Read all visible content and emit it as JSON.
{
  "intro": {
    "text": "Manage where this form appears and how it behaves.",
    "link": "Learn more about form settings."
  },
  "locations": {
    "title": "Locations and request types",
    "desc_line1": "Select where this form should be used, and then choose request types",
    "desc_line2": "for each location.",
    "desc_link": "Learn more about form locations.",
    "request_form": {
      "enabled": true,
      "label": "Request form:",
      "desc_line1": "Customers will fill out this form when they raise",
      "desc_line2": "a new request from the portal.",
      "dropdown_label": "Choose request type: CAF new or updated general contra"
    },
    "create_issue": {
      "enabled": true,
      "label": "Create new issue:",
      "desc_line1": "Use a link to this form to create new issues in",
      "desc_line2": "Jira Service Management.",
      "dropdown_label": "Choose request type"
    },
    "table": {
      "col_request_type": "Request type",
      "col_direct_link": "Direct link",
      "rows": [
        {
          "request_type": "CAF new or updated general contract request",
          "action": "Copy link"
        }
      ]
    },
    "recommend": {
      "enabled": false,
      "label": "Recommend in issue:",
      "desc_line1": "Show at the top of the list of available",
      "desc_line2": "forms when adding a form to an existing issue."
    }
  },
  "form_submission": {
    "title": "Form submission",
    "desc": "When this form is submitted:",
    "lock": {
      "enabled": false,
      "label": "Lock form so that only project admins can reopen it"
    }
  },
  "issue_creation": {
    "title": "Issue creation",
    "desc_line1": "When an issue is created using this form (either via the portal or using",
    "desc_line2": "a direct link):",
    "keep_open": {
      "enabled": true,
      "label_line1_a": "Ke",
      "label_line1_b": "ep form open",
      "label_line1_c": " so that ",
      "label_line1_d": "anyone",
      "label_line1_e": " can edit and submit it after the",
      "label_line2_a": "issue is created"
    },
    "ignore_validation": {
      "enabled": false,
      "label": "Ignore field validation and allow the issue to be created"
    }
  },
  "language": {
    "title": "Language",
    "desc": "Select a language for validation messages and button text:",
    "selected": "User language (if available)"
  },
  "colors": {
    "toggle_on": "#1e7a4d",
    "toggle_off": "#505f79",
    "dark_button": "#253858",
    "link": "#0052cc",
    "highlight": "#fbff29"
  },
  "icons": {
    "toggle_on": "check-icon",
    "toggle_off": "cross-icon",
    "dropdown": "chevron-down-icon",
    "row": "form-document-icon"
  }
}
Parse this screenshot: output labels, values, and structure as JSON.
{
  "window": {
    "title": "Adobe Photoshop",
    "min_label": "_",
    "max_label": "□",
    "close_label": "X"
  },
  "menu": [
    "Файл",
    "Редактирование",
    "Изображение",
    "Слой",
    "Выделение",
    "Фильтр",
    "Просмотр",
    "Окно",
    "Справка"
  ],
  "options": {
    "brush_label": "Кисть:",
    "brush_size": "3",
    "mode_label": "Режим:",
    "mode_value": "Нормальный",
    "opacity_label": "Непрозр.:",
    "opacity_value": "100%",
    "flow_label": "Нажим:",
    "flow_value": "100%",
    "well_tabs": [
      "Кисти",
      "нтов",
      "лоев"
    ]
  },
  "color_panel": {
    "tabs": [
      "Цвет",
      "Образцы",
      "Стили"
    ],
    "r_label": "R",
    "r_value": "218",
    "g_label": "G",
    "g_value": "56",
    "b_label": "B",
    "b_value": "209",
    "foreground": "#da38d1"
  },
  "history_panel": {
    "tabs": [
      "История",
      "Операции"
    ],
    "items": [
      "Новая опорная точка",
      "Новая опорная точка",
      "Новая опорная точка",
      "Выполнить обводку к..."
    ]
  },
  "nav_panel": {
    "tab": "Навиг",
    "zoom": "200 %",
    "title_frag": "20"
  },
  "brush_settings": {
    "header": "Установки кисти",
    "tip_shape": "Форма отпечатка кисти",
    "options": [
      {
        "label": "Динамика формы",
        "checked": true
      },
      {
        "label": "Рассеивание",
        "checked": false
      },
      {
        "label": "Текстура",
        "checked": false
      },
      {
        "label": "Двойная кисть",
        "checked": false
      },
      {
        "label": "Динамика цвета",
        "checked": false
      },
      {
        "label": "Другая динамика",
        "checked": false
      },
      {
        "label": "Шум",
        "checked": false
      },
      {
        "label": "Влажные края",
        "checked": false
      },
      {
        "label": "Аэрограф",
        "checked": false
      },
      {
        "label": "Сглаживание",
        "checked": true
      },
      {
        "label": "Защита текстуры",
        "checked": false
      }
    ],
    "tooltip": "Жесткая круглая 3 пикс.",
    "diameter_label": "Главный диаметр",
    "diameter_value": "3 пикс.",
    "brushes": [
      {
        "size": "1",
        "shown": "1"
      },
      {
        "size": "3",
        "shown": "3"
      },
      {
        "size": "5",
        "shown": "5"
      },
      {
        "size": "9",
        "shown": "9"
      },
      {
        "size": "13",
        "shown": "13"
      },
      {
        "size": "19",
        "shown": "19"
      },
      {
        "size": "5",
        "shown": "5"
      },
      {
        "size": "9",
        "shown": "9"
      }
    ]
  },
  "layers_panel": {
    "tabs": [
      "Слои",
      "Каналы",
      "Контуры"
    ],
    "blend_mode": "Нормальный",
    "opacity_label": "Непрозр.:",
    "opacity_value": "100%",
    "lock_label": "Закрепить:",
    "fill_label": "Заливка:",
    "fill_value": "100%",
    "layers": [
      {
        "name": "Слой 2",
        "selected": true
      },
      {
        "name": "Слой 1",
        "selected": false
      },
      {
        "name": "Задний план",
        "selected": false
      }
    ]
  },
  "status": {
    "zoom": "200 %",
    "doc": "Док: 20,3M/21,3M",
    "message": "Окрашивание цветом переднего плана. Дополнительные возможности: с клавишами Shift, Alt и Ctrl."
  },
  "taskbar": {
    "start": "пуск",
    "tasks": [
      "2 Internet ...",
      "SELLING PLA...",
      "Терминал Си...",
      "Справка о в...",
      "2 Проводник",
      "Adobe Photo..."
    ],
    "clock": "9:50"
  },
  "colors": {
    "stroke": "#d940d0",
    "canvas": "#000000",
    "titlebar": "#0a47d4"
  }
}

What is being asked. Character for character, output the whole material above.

Answer section.
Read all visible content and emit it as JSON.
{
  "intro": {
    "text": "Manage where this form appears and how it behaves.",
    "link": "Learn more about form settings."
  },
  "locations": {
    "title": "Locations and request types",
    "desc_line1": "Select where this form should be used, and then choose request types",
    "desc_line2": "for each location.",
    "desc_link": "Learn more about form locations.",
    "request_form": {
      "enabled": true,
      "label": "Request form:",
      "desc_line1": "Customers will fill out this form when they raise",
      "desc_line2": "a new request from the portal.",
      "dropdown_label": "Choose request type: CAF new or updated general contra"
    },
    "create_issue": {
      "enabled": true,
      "label": "Create new issue:",
      "desc_line1": "Use a link to this form to create new issues in",
      "desc_line2": "Jira Service Management.",
      "dropdown_label": "Choose request type"
    },
    "table": {
      "col_request_type": "Request type",
      "col_direct_link": "Direct link",
      "rows": [
        {
          "request_type": "CAF new or updated general contract request",
          "action": "Copy link"
        }
      ]
    },
    "recommend": {
      "enabled": false,
      "label": "Recommend in issue:",
      "desc_line1": "Show at the top of the list of available",
      "desc_line2": "forms when adding a form to an existing issue."
    }
  },
  "form_submission": {
    "title": "Form submission",
    "desc": "When this form is submitted:",
    "lock": {
      "enabled": false,
      "label": "Lock form so that only project admins can reopen it"
    }
  },
  "issue_creation": {
    "title": "Issue creation",
    "desc_line1": "When an issue is created using this form (either via the portal or using",
    "desc_line2": "a direct link):",
    "keep_open": {
      "enabled": true,
      "label_line1_a": "Ke",
      "label_line1_b": "ep form open",
      "label_line1_c": " so that ",
      "label_line1_d": "anyone",
      "label_line1_e": " can edit and submit it after the",
      "label_line2_a": "issue is created"
    },
    "ignore_validation": {
      "enabled": false,
      "label": "Ignore field validation and allow the issue to be created"
    }
  },
  "language": {
    "title": "Language",
    "desc": "Select a language for validation messages and button text:",
    "selected": "User language (if available)"
  },
  "colors": {
    "toggle_on": "#1e7a4d",
    "toggle_off": "#505f79",
    "dark_button": "#253858",
    "link": "#0052cc",
    "highlight": "#fbff29"
  },
  "icons": {
    "toggle_on": "check-icon",
    "toggle_off": "cross-icon",
    "dropdown": "chevron-down-icon",
    "row": "form-document-icon"
  }
}
Parse this screenshot: output labels, values, and structure as JSON.
{
  "window": {
    "title": "Adobe Photoshop",
    "min_label": "_",
    "max_label": "□",
    "close_label": "X"
  },
  "menu": [
    "Файл",
    "Редактирование",
    "Изображение",
    "Слой",
    "Выделение",
    "Фильтр",
    "Просмотр",
    "Окно",
    "Справка"
  ],
  "options": {
    "brush_label": "Кисть:",
    "brush_size": "3",
    "mode_label": "Режим:",
    "mode_value": "Нормальный",
    "opacity_label": "Непрозр.:",
    "opacity_value": "100%",
    "flow_label": "Нажим:",
    "flow_value": "100%",
    "well_tabs": [
      "Кисти",
      "нтов",
      "лоев"
    ]
  },
  "color_panel": {
    "tabs": [
      "Цвет",
      "Образцы",
      "Стили"
    ],
    "r_label": "R",
    "r_value": "218",
    "g_label": "G",
    "g_value": "56",
    "b_label": "B",
    "b_value": "209",
    "foreground": "#da38d1"
  },
  "history_panel": {
    "tabs": [
      "История",
      "Операции"
    ],
    "items": [
      "Новая опорная точка",
      "Новая опорная точка",
      "Новая опорная точка",
      "Выполнить обводку к..."
    ]
  },
  "nav_panel": {
    "tab": "Навиг",
    "zoom": "200 %",
    "title_frag": "20"
  },
  "brush_settings": {
    "header": "Установки кисти",
    "tip_shape": "Форма отпечатка кисти",
    "options": [
      {
        "label": "Динамика формы",
        "checked": true
      },
      {
        "label": "Рассеивание",
        "checked": false
      },
      {
        "label": "Текстура",
        "checked": false
      },
      {
        "label": "Двойная кисть",
        "checked": false
      },
      {
        "label": "Динамика цвета",
        "checked": false
      },
      {
        "label": "Другая динамика",
        "checked": false
      },
      {
        "label": "Шум",
        "checked": false
      },
      {
        "label": "Влажные края",
        "checked": false
      },
      {
        "label": "Аэрограф",
        "checked": false
      },
      {
        "label": "Сглаживание",
        "checked": true
      },
      {
        "label": "Защита текстуры",
        "checked": false
      }
    ],
    "tooltip": "Жесткая круглая 3 пикс.",
    "diameter_label": "Главный диаметр",
    "diameter_value": "3 пикс.",
    "brushes": [
      {
        "size": "1",
        "shown": "1"
      },
      {
        "size": "3",
        "shown": "3"
      },
      {
        "size": "5",
        "shown": "5"
      },
      {
        "size": "9",
        "shown": "9"
      },
      {
        "size": "13",
        "shown": "13"
      },
      {
        "size": "19",
        "shown": "19"
      },
      {
        "size": "5",
        "shown": "5"
      },
      {
        "size": "9",
        "shown": "9"
      }
    ]
  },
  "layers_panel": {
    "tabs": [
      "Слои",
      "Каналы",
      "Контуры"
    ],
    "blend_mode": "Нормальный",
    "opacity_label": "Непрозр.:",
    "opacity_value": "100%",
    "lock_label": "Закрепить:",
    "fill_label": "Заливка:",
    "fill_value": "100%",
    "layers": [
      {
        "name": "Слой 2",
        "selected": true
      },
      {
        "name": "Слой 1",
        "selected": false
      },
      {
        "name": "Задний план",
        "selected": false
      }
    ]
  },
  "status": {
    "zoom": "200 %",
    "doc": "Док: 20,3M/21,3M",
    "message": "Окрашивание цветом переднего плана. Дополнительные возможности: с клавишами Shift, Alt и Ctrl."
  },
  "taskbar": {
    "start": "пуск",
    "tasks": [
      "2 Internet ...",
      "SELLING PLA...",
      "Терминал Си...",
      "Справка о в...",
      "2 Проводник",
      "Adobe Photo..."
    ],
    "clock": "9:50"
  },
  "colors": {
    "stroke": "#d940d0",
    "canvas": "#000000",
    "titlebar": "#0a47d4"
  }
}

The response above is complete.